▶ _Task prompt_: The reply should be an exact repeat of the listing, with no pictures in it.

▶ _Source material_:
_ _ _ _
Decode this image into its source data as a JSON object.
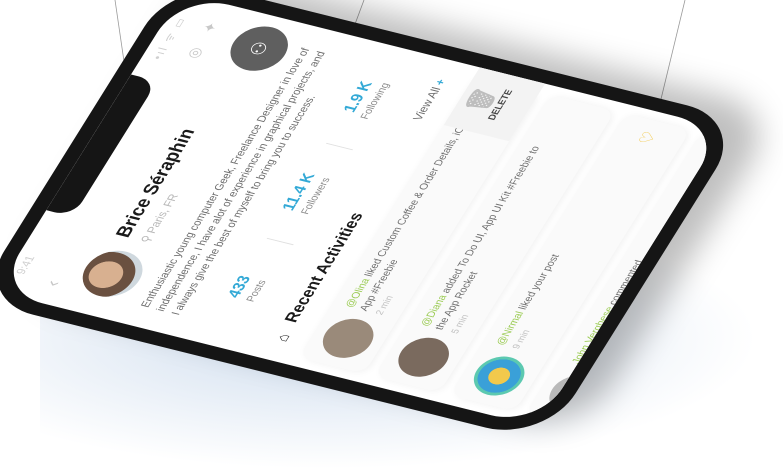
{
  "status": {
    "time": "9:41",
    "signal": "•ıl ᯤ ▭"
  },
  "top_icons": [
    "dribbble-icon",
    "twitter-icon"
  ],
  "profile": {
    "name": "Brice Séraphin",
    "location": "Paris, FR",
    "bio": "Enthusiastic young computer Geek, Freelance Designer in love of independence, I have alot of experience in graphical projects, and I always give the best of myself to bring you to success."
  },
  "stats": [
    {
      "value": "433",
      "label": "Posts"
    },
    {
      "value": "11.4 K",
      "label": "Followers"
    },
    {
      "value": "1.9 K",
      "label": "Following"
    }
  ],
  "activities": {
    "title": "Recent Activities",
    "view_all": "View All",
    "delete_label": "DELETE",
    "items": [
      {
        "user": "@Olina",
        "verb": "liked",
        "text": "Custom Coffee & Order Details, iOS App #Freebie",
        "time": "2 min"
      },
      {
        "user": "@Diana",
        "verb": "added",
        "text": "To Do UI, App UI Kit #Freebie to the App Rocket",
        "time": "5 min"
      },
      {
        "user": "@Nirmal",
        "verb": "liked your post",
        "text": "",
        "time": "9 min"
      },
      {
        "user": "John Verghese",
        "verb": "commented",
        "text": "",
        "time": ""
      }
    ]
  },
  "colors": {
    "accent_blue": "#33a9d6",
    "accent_green": "#9acb52",
    "teal_dot": "#5cc9b0",
    "like_pink": "#e86a8c"
  }
}
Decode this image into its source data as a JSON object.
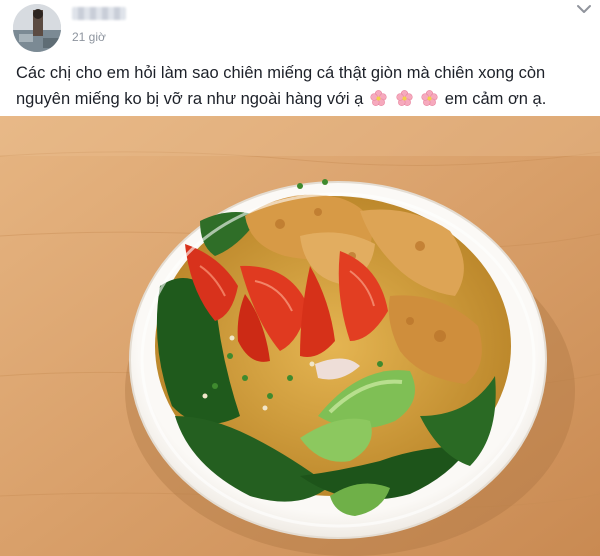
{
  "post": {
    "author": {
      "avatar_icon": "profile-avatar",
      "name_blurred": true
    },
    "timestamp": "21 giờ",
    "more_icon": "chevron-down-icon",
    "caption": {
      "text": "Các chị cho em hỏi làm sao chiên miếng cá thật giòn mà chiên xong còn nguyên miếng ko bị vỡ ra như ngoài hàng với ạ",
      "emoji_icon": "cherry-blossom-icon",
      "emoji_count": 3,
      "trailing_text": "em cảm ơn ạ."
    },
    "photo": {
      "subject": "bowl-of-fish-soup",
      "colors": {
        "table": "#d9a06a",
        "bowl": "#f7f4ef",
        "broth": "#d8a43c",
        "tomato": "#d8321c",
        "greens": "#1f5a1c",
        "fried_fish": "#d79a46"
      }
    }
  }
}
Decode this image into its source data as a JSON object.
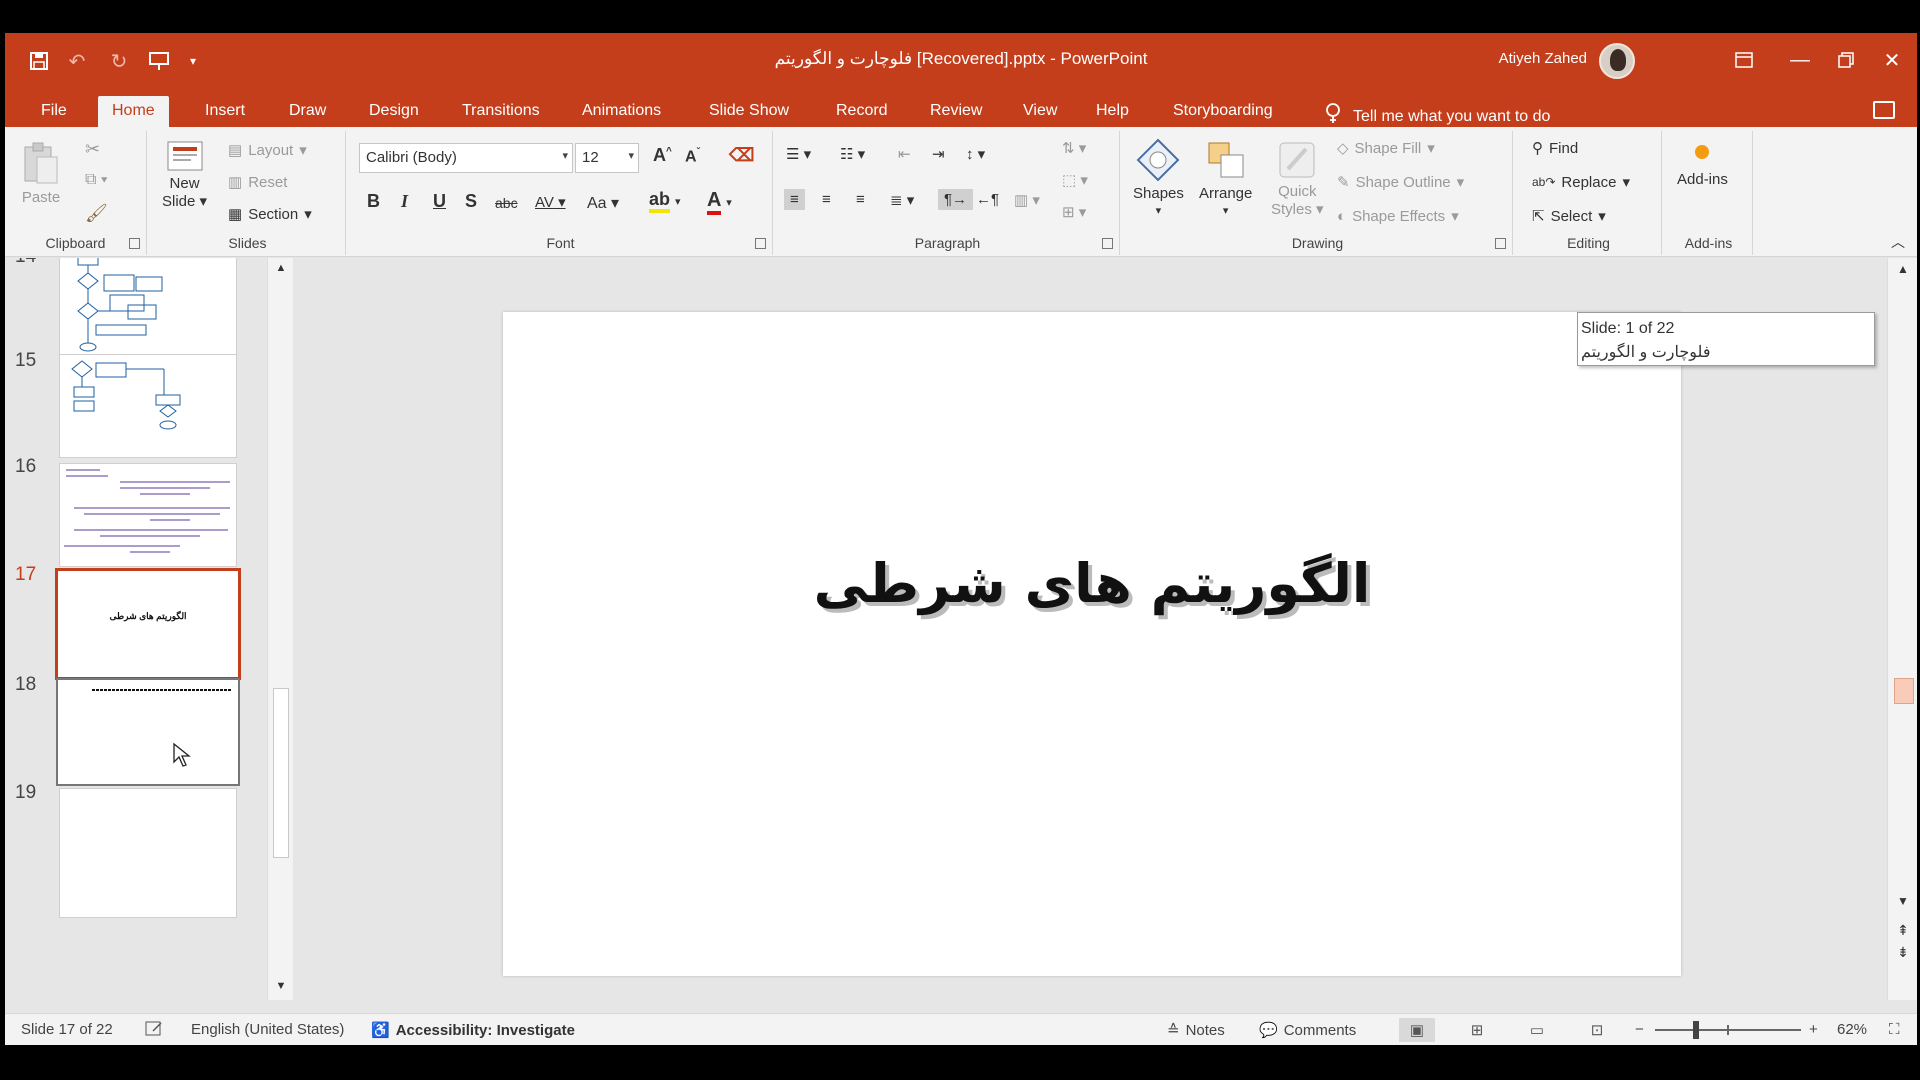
{
  "window": {
    "title": "فلوچارت و الگوریتم [Recovered].pptx  -  PowerPoint",
    "user_name": "Atiyeh Zahed",
    "quick_access": [
      "save-icon",
      "undo-icon",
      "redo-icon",
      "start-from-beginning-icon",
      "customize-qat-icon"
    ]
  },
  "tabs": [
    "File",
    "Home",
    "Insert",
    "Draw",
    "Design",
    "Transitions",
    "Animations",
    "Slide Show",
    "Record",
    "Review",
    "View",
    "Help",
    "Storyboarding"
  ],
  "active_tab": "Home",
  "tell_me": "Tell me what you want to do",
  "ribbon": {
    "clipboard": {
      "paste": "Paste",
      "label": "Clipboard"
    },
    "slides": {
      "new_slide": "New",
      "new_slide2": "Slide",
      "layout": "Layout",
      "reset": "Reset",
      "section": "Section",
      "label": "Slides"
    },
    "font": {
      "name": "Calibri (Body)",
      "size": "12",
      "label": "Font",
      "buttons": [
        "B",
        "I",
        "U",
        "S",
        "abc",
        "AV",
        "Aa"
      ]
    },
    "paragraph": {
      "label": "Paragraph"
    },
    "drawing": {
      "shapes": "Shapes",
      "arrange": "Arrange",
      "quick": "Quick",
      "styles": "Styles",
      "shape_fill": "Shape Fill",
      "shape_outline": "Shape Outline",
      "shape_effects": "Shape Effects",
      "label": "Drawing"
    },
    "editing": {
      "find": "Find",
      "replace": "Replace",
      "select": "Select",
      "label": "Editing"
    },
    "addins": {
      "button": "Add-ins",
      "label": "Add-ins"
    }
  },
  "thumbnails": [
    {
      "number": "14",
      "state": "normal"
    },
    {
      "number": "15",
      "state": "normal"
    },
    {
      "number": "16",
      "state": "normal"
    },
    {
      "number": "17",
      "state": "active",
      "mini_title": "الگوریتم های شرطی"
    },
    {
      "number": "18",
      "state": "hover"
    },
    {
      "number": "19",
      "state": "normal"
    }
  ],
  "slide": {
    "title": "الگوریتم های شرطی"
  },
  "scroll_tooltip": {
    "line1": "Slide: 1 of 22",
    "line2": "فلوچارت و الگوریتم"
  },
  "status": {
    "slide_count": "Slide 17 of 22",
    "language": "English (United States)",
    "accessibility": "Accessibility: Investigate",
    "notes": "Notes",
    "comments": "Comments",
    "zoom": "62%"
  },
  "colors": {
    "accent": "#c43e1c",
    "ribbon_bg": "#f3f3f3",
    "workspace_bg": "#e6e6e6"
  }
}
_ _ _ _
▶ _Response to this exercise_:
Decode this image into its source data as a JSON object.
{
  "status": {
    "time": "9:41",
    "signal": "•ıl ᯤ ▭"
  },
  "top_icons": [
    "dribbble-icon",
    "twitter-icon"
  ],
  "profile": {
    "name": "Brice Séraphin",
    "location": "Paris, FR",
    "bio": "Enthusiastic young computer Geek, Freelance Designer in love of independence, I have alot of experience in graphical projects, and I always give the best of myself to bring you to success."
  },
  "stats": [
    {
      "value": "433",
      "label": "Posts"
    },
    {
      "value": "11.4 K",
      "label": "Followers"
    },
    {
      "value": "1.9 K",
      "label": "Following"
    }
  ],
  "activities": {
    "title": "Recent Activities",
    "view_all": "View All",
    "delete_label": "DELETE",
    "items": [
      {
        "user": "@Olina",
        "verb": "liked",
        "text": "Custom Coffee & Order Details, iOS App #Freebie",
        "time": "2 min"
      },
      {
        "user": "@Diana",
        "verb": "added",
        "text": "To Do UI, App UI Kit #Freebie to the App Rocket",
        "time": "5 min"
      },
      {
        "user": "@Nirmal",
        "verb": "liked your post",
        "text": "",
        "time": "9 min"
      },
      {
        "user": "John Verghese",
        "verb": "commented",
        "text": "",
        "time": ""
      }
    ]
  },
  "colors": {
    "accent_blue": "#33a9d6",
    "accent_green": "#9acb52",
    "teal_dot": "#5cc9b0",
    "like_pink": "#e86a8c"
  }
}
Decode this image into its source data as a JSON object.
{
  "post": {
    "author": {
      "avatar_icon": "profile-avatar",
      "name_blurred": true
    },
    "timestamp": "21 giờ",
    "more_icon": "chevron-down-icon",
    "caption": {
      "text": "Các chị cho em hỏi làm sao chiên miếng cá thật giòn mà chiên xong còn nguyên miếng ko bị vỡ ra như ngoài hàng với ạ",
      "emoji_icon": "cherry-blossom-icon",
      "emoji_count": 3,
      "trailing_text": "em cảm ơn ạ."
    },
    "photo": {
      "subject": "bowl-of-fish-soup",
      "colors": {
        "table": "#d9a06a",
        "bowl": "#f7f4ef",
        "broth": "#d8a43c",
        "tomato": "#d8321c",
        "greens": "#1f5a1c",
        "fried_fish": "#d79a46"
      }
    }
  }
}
Decode this image into its source data as a JSON object.
{
  "window": {
    "title": "فلوچارت و الگوریتم [Recovered].pptx  -  PowerPoint",
    "user_name": "Atiyeh Zahed",
    "quick_access": [
      "save-icon",
      "undo-icon",
      "redo-icon",
      "start-from-beginning-icon",
      "customize-qat-icon"
    ]
  },
  "tabs": [
    "File",
    "Home",
    "Insert",
    "Draw",
    "Design",
    "Transitions",
    "Animations",
    "Slide Show",
    "Record",
    "Review",
    "View",
    "Help",
    "Storyboarding"
  ],
  "active_tab": "Home",
  "tell_me": "Tell me what you want to do",
  "ribbon": {
    "clipboard": {
      "paste": "Paste",
      "label": "Clipboard"
    },
    "slides": {
      "new_slide": "New",
      "new_slide2": "Slide",
      "layout": "Layout",
      "reset": "Reset",
      "section": "Section",
      "label": "Slides"
    },
    "font": {
      "name": "Calibri (Body)",
      "size": "12",
      "label": "Font",
      "buttons": [
        "B",
        "I",
        "U",
        "S",
        "abc",
        "AV",
        "Aa"
      ]
    },
    "paragraph": {
      "label": "Paragraph"
    },
    "drawing": {
      "shapes": "Shapes",
      "arrange": "Arrange",
      "quick": "Quick",
      "styles": "Styles",
      "shape_fill": "Shape Fill",
      "shape_outline": "Shape Outline",
      "shape_effects": "Shape Effects",
      "label": "Drawing"
    },
    "editing": {
      "find": "Find",
      "replace": "Replace",
      "select": "Select",
      "label": "Editing"
    },
    "addins": {
      "button": "Add-ins",
      "label": "Add-ins"
    }
  },
  "thumbnails": [
    {
      "number": "14",
      "state": "normal"
    },
    {
      "number": "15",
      "state": "normal"
    },
    {
      "number": "16",
      "state": "normal"
    },
    {
      "number": "17",
      "state": "active",
      "mini_title": "الگوریتم های شرطی"
    },
    {
      "number": "18",
      "state": "hover"
    },
    {
      "number": "19",
      "state": "normal"
    }
  ],
  "slide": {
    "title": "الگوریتم های شرطی"
  },
  "scroll_tooltip": {
    "line1": "Slide: 1 of 22",
    "line2": "فلوچارت و الگوریتم"
  },
  "status": {
    "slide_count": "Slide 17 of 22",
    "language": "English (United States)",
    "accessibility": "Accessibility: Investigate",
    "notes": "Notes",
    "comments": "Comments",
    "zoom": "62%"
  },
  "colors": {
    "accent": "#c43e1c",
    "ribbon_bg": "#f3f3f3",
    "workspace_bg": "#e6e6e6"
  }
}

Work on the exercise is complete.